PROVIDED ENTRIES: Begin

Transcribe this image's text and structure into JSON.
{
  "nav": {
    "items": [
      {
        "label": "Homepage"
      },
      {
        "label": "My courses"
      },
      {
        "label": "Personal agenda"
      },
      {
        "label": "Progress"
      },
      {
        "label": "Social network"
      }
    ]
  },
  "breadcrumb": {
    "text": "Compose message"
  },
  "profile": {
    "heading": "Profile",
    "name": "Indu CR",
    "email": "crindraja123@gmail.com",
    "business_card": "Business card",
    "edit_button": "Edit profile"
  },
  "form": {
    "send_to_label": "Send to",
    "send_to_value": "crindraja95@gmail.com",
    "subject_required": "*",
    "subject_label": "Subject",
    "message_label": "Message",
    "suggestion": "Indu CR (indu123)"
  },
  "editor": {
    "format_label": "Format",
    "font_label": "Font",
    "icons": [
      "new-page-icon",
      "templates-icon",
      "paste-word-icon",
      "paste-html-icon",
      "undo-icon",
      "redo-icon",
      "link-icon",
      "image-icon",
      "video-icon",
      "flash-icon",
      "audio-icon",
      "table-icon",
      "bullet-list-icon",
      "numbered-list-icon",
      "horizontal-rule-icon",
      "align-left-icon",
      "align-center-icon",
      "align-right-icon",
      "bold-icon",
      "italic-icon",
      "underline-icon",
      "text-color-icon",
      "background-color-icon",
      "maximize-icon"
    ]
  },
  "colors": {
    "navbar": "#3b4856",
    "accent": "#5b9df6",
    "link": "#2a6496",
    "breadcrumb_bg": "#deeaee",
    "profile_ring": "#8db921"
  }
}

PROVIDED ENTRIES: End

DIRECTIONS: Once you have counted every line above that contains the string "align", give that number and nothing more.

ANSWER TO THIS PROBLEM: 3